The Social and Cultural Neuroscience Lab (SCN Lab), directed by Dr. Elizabeth Losin, in the Department of Psychology at the University of Miami invites applications from prospective graduate students for enrollment in for the Fall of 2017 (application deadline December 1st, 2016).
We use theory and methods from neuroscience (e.g., fMRI), psychology (e.g., psychophysiology), and anthropology (e.g., evolutionary theories) to explore how humans acquire cultural beliefs and practices, how these beliefs and practices shape psychology and brain function, and how both processes impact human health and health care. One of our current lines of work explores how sociocultural factors (e.g. doctor-patient relationship and demographics) influence the pain experience and its underlying neural correlates. To learn more about this work and our theoretical perspective check out our recent review article, A Sociocultural Neuroscience Approach to Pain. Our other main line of work focuses on the psychological and neural mechanisms underlying cultural acquisition. We are also open to exploring other research questions related to the interactions between culture, brain and health. We have an emphasis on using advanced neuroimaging analysis techniques such as machine learning and fMRI based mediation analyses to try and uncover tighter links between brain mechanisms and behaviors of interest. You can find out more about the lab by exploring the rest of the site.

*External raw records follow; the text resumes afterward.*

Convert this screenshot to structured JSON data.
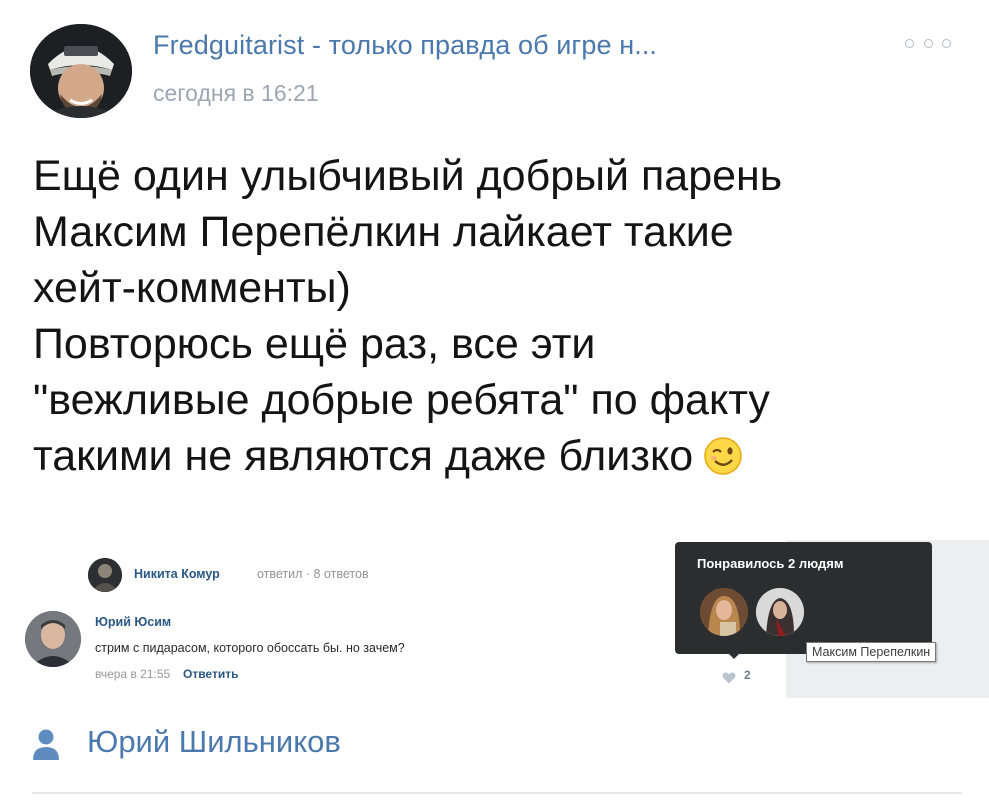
{
  "post": {
    "author": "Fredguitarist - только правда об игре н...",
    "time": "сегодня в 16:21",
    "lines": [
      "Ещё один улыбчивый добрый парень",
      "Максим Перепёлкин лайкает такие",
      "хейт-комменты)",
      "Повторюсь ещё раз, все эти",
      "\"вежливые добрые ребята\" по факту",
      "такими не являются даже близко"
    ],
    "emoji": "wink-emoji"
  },
  "embed": {
    "thread": {
      "name": "Никита Комур",
      "meta": "ответил · 8 ответов"
    },
    "comment": {
      "author": "Юрий Юсим",
      "text": "стрим с пидарасом, которого обоссать бы. но зачем?",
      "time": "вчера в 21:55",
      "reply": "Ответить"
    },
    "likes": {
      "title": "Понравилось 2 людям",
      "hover_name": "Максим Перепелкин",
      "count": "2"
    }
  },
  "footer": {
    "name": "Юрий Шильников"
  },
  "colors": {
    "link": "#4b78ad",
    "vk_link": "#2a5885",
    "tooltip_bg": "#2c2d2f"
  }
}
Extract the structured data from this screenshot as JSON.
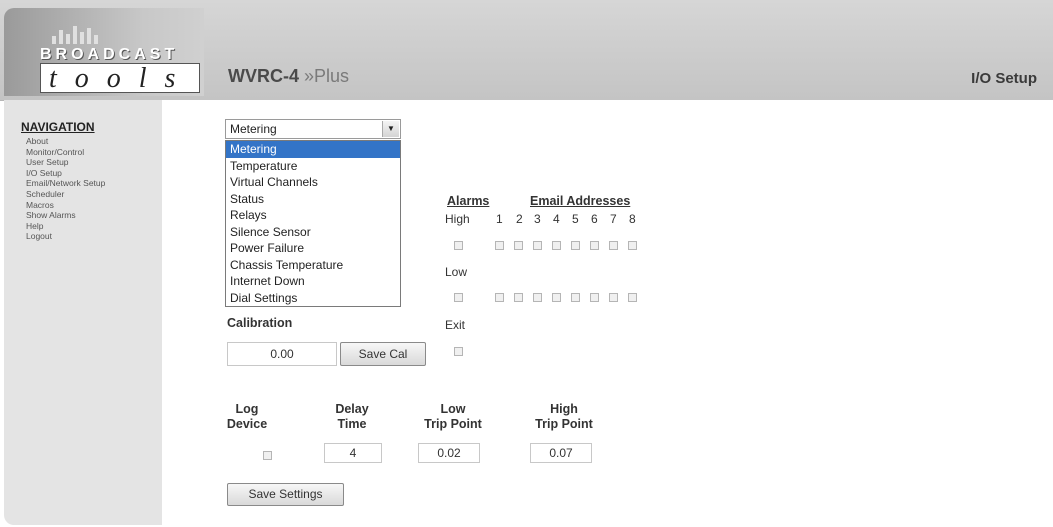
{
  "header": {
    "logo_broadcast": "BROADCAST",
    "logo_tools": "tools",
    "model_name": "WVRC-4",
    "model_suffix": "»Plus",
    "page_name": "I/O Setup"
  },
  "sidebar": {
    "title": "NAVIGATION",
    "items": [
      "About",
      "Monitor/Control",
      "User Setup",
      "I/O Setup",
      "Email/Network Setup",
      "Scheduler",
      "Macros",
      "Show Alarms",
      "Help",
      "Logout"
    ]
  },
  "selector": {
    "selected": "Metering",
    "options": [
      "Metering",
      "Temperature",
      "Virtual Channels",
      "Status",
      "Relays",
      "Silence Sensor",
      "Power Failure",
      "Chassis Temperature",
      "Internet Down",
      "Dial Settings"
    ]
  },
  "alarms": {
    "title": "Alarms",
    "emails_title": "Email Addresses",
    "high_label": "High",
    "low_label": "Low",
    "exit_label": "Exit",
    "email_numbers": [
      "1",
      "2",
      "3",
      "4",
      "5",
      "6",
      "7",
      "8"
    ]
  },
  "calibration": {
    "label": "Calibration",
    "value": "0.00",
    "save_label": "Save Cal"
  },
  "settings": {
    "log_device_l1": "Log",
    "log_device_l2": "Device",
    "delay_l1": "Delay",
    "delay_l2": "Time",
    "low_l1": "Low",
    "low_l2": "Trip Point",
    "high_l1": "High",
    "high_l2": "Trip Point",
    "delay_value": "4",
    "low_value": "0.02",
    "high_value": "0.07",
    "save_label": "Save Settings"
  },
  "colors": {
    "selected_option": "#3374c7",
    "header_bg": "#cccccc",
    "sidebar_bg": "#e4e4e4"
  }
}
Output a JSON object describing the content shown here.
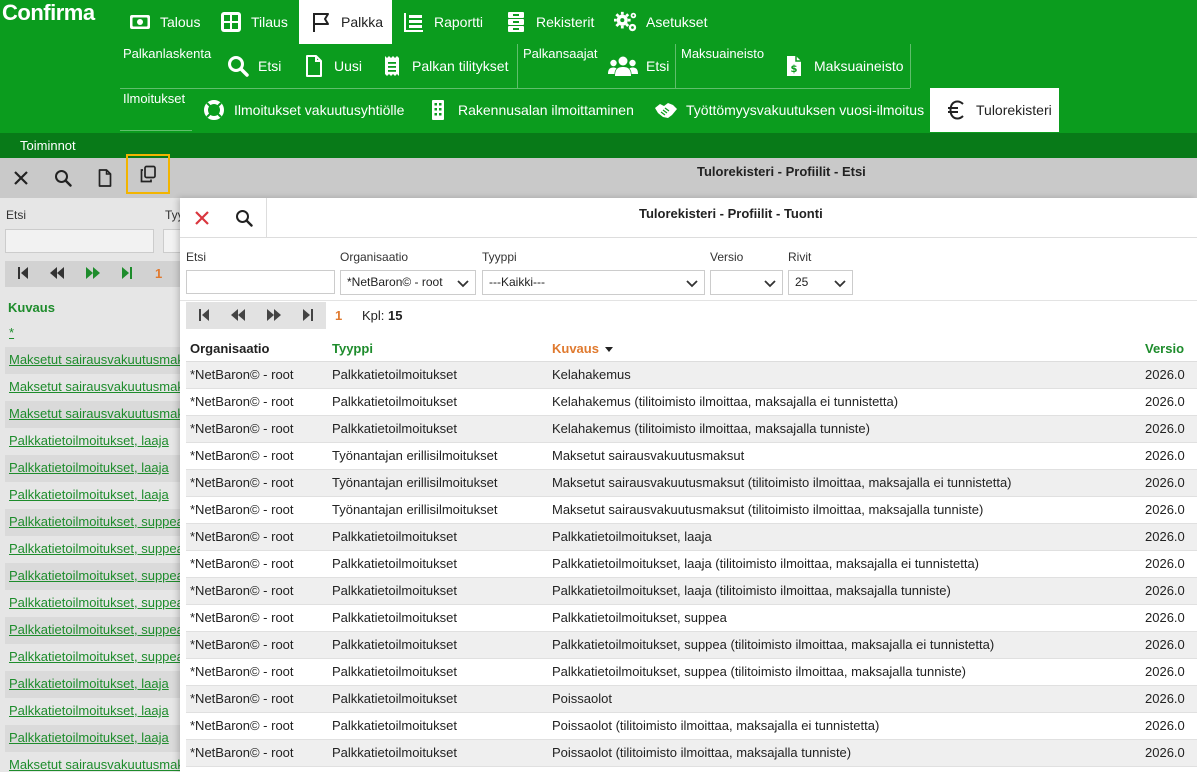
{
  "app": {
    "logo": "Confirma"
  },
  "nav": {
    "main": [
      {
        "label": "Talous"
      },
      {
        "label": "Tilaus"
      },
      {
        "label": "Palkka"
      },
      {
        "label": "Raportti"
      },
      {
        "label": "Rekisterit"
      },
      {
        "label": "Asetukset"
      }
    ],
    "palkanlaskenta": {
      "group": "Palkanlaskenta",
      "items": [
        {
          "label": "Etsi"
        },
        {
          "label": "Uusi"
        },
        {
          "label": "Palkan tilitykset"
        }
      ]
    },
    "palkansaajat": {
      "group": "Palkansaajat",
      "items": [
        {
          "label": "Etsi"
        }
      ]
    },
    "maksuaineisto": {
      "group": "Maksuaineisto",
      "items": [
        {
          "label": "Maksuaineisto"
        }
      ]
    },
    "ilmoitukset": {
      "group": "Ilmoitukset",
      "items": [
        {
          "label": "Ilmoitukset vakuutusyhtiölle"
        },
        {
          "label": "Rakennusalan ilmoittaminen"
        },
        {
          "label": "Työttömyysvakuutuksen vuosi-ilmoitus"
        },
        {
          "label": "Tulorekisteri"
        }
      ]
    }
  },
  "toiminnot": "Toiminnot",
  "background_window": {
    "title": "Tulorekisteri - Profiilit - Etsi",
    "search_label": "Etsi",
    "type_label": "Tyy",
    "page": "1",
    "column": "Kuvaus",
    "rows": [
      "*",
      "Maksetut sairausvakuutusmaksut",
      "Maksetut sairausvakuutusmaksut",
      "Maksetut sairausvakuutusmaksut",
      "Palkkatietoilmoitukset, laaja",
      "Palkkatietoilmoitukset, laaja",
      "Palkkatietoilmoitukset, laaja",
      "Palkkatietoilmoitukset, suppea",
      "Palkkatietoilmoitukset, suppea",
      "Palkkatietoilmoitukset, suppea",
      "Palkkatietoilmoitukset, suppea",
      "Palkkatietoilmoitukset, suppea",
      "Palkkatietoilmoitukset, suppea",
      "Palkkatietoilmoitukset, laaja",
      "Palkkatietoilmoitukset, laaja",
      "Palkkatietoilmoitukset, laaja",
      "Maksetut sairausvakuutusmaksut"
    ]
  },
  "modal": {
    "title": "Tulorekisteri - Profiilit - Tuonti",
    "filters": {
      "search_label": "Etsi",
      "search_value": "",
      "org_label": "Organisaatio",
      "org_value": "*NetBaron© - root",
      "type_label": "Tyyppi",
      "type_value": "---Kaikki---",
      "version_label": "Versio",
      "version_value": "",
      "rows_label": "Rivit",
      "rows_value": "25"
    },
    "pager": {
      "page": "1",
      "count_label": "Kpl:",
      "count": "15"
    },
    "columns": {
      "org": "Organisaatio",
      "type": "Tyyppi",
      "desc": "Kuvaus",
      "version": "Versio"
    },
    "rows": [
      {
        "org": "*NetBaron© - root",
        "type": "Palkkatietoilmoitukset",
        "desc": "Kelahakemus",
        "version": "2026.0"
      },
      {
        "org": "*NetBaron© - root",
        "type": "Palkkatietoilmoitukset",
        "desc": "Kelahakemus (tilitoimisto ilmoittaa, maksajalla ei tunnistetta)",
        "version": "2026.0"
      },
      {
        "org": "*NetBaron© - root",
        "type": "Palkkatietoilmoitukset",
        "desc": "Kelahakemus (tilitoimisto ilmoittaa, maksajalla tunniste)",
        "version": "2026.0"
      },
      {
        "org": "*NetBaron© - root",
        "type": "Työnantajan erillisilmoitukset",
        "desc": "Maksetut sairausvakuutusmaksut",
        "version": "2026.0"
      },
      {
        "org": "*NetBaron© - root",
        "type": "Työnantajan erillisilmoitukset",
        "desc": "Maksetut sairausvakuutusmaksut (tilitoimisto ilmoittaa, maksajalla ei tunnistetta)",
        "version": "2026.0"
      },
      {
        "org": "*NetBaron© - root",
        "type": "Työnantajan erillisilmoitukset",
        "desc": "Maksetut sairausvakuutusmaksut (tilitoimisto ilmoittaa, maksajalla tunniste)",
        "version": "2026.0"
      },
      {
        "org": "*NetBaron© - root",
        "type": "Palkkatietoilmoitukset",
        "desc": "Palkkatietoilmoitukset, laaja",
        "version": "2026.0"
      },
      {
        "org": "*NetBaron© - root",
        "type": "Palkkatietoilmoitukset",
        "desc": "Palkkatietoilmoitukset, laaja (tilitoimisto ilmoittaa, maksajalla ei tunnistetta)",
        "version": "2026.0"
      },
      {
        "org": "*NetBaron© - root",
        "type": "Palkkatietoilmoitukset",
        "desc": "Palkkatietoilmoitukset, laaja (tilitoimisto ilmoittaa, maksajalla tunniste)",
        "version": "2026.0"
      },
      {
        "org": "*NetBaron© - root",
        "type": "Palkkatietoilmoitukset",
        "desc": "Palkkatietoilmoitukset, suppea",
        "version": "2026.0"
      },
      {
        "org": "*NetBaron© - root",
        "type": "Palkkatietoilmoitukset",
        "desc": "Palkkatietoilmoitukset, suppea (tilitoimisto ilmoittaa, maksajalla ei tunnistetta)",
        "version": "2026.0"
      },
      {
        "org": "*NetBaron© - root",
        "type": "Palkkatietoilmoitukset",
        "desc": "Palkkatietoilmoitukset, suppea (tilitoimisto ilmoittaa, maksajalla tunniste)",
        "version": "2026.0"
      },
      {
        "org": "*NetBaron© - root",
        "type": "Palkkatietoilmoitukset",
        "desc": "Poissaolot",
        "version": "2026.0"
      },
      {
        "org": "*NetBaron© - root",
        "type": "Palkkatietoilmoitukset",
        "desc": "Poissaolot (tilitoimisto ilmoittaa, maksajalla ei tunnistetta)",
        "version": "2026.0"
      },
      {
        "org": "*NetBaron© - root",
        "type": "Palkkatietoilmoitukset",
        "desc": "Poissaolot (tilitoimisto ilmoittaa, maksajalla tunniste)",
        "version": "2026.0"
      }
    ]
  },
  "colors": {
    "brand_green": "#0b9c1e",
    "dark_green": "#087a18",
    "link_green": "#1e8c2c",
    "accent_orange": "#e07a2f",
    "focus_yellow": "#f2b400",
    "close_red": "#d9363e"
  }
}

Prospective graduate students should apply through the University of Miami Department of Psychology www.psy.miami.edu/graduate/admissions/. Applicant should have a Bachelor’s degree or higher in psychology, neuroscience, or a related field and have substantive psychology or neuroscience research experience. Applicants interested in pursuing a non-clinical degree should apply to the Health Division behavioral and cognitive neuroscience track. Applicants interested in pursuing a clinical degree should apply through the Health Division clinical track. The application deadline is December 1, 2016. All applicants are encouraged to contact Dr. Losin to express interest in the lab, and must also mention interest in working with Dr. Losin in their application materials. Graduate student funding is available via a Research Assistantship.
Facilities and Resources
The SCN lab is housed in the Cox Neuroscience Annex (left) a new interdisciplinary neuroscience building on campus. The Neuroscience Annex includes state-of-the art neuroimaging facilities, with a research dedicated 3T MRI scanner and adjacent participant testing, office and laboratory space. The SCN Lab has a dyadic psychophysiology lab in which we study the dynamics of real world social interactions to complement our work in the scanner. We also have established an online participant recruitment and screening database and relationships with departments at the University of Miami Miller school of Medicine, which facilitate our research efforts.
Department and Training
The Department of Psychology at the University of Miami is the University's largest and most highly funded department, with 43 full time faculty and about 75 graduate students. The Psychology department has a particular strength in Behavioral Medicine and also has a group focused on evolutionary psychology and behavior. The Brain Imaging Group within the department includes a diverse and collaborative group of neuroimaging faculty and graduate students. Faculty in the Brain Imaging Group have expertise in a range of cognitive domains including social behavior and culture, development, affect and mood disorders, and mindfulness and attention. Brain Imaging faculty also have methodological expertise in multivariate and connectivity analyses of fMRI data and EEG. Graduate training in the Behavioral and Cognitive Neuroscience track includes training in the fundamentals of psychology, neuroimaging, and behavioral medicine as well as the option to take coursework in the "evolution and behavior" track.
Miami is a vibrant multicultural city with a thriving culinary and arts scene and abundant natural beauty. The University of Miami is located in Coral Gables, one of the most beautiful areas of the city. Miami’s cultural, socioeconomic, and age diversity not only makes Miami an exciting place to live but also makes it an ideal place to peruse research questions about the interplay between culture, brain and health.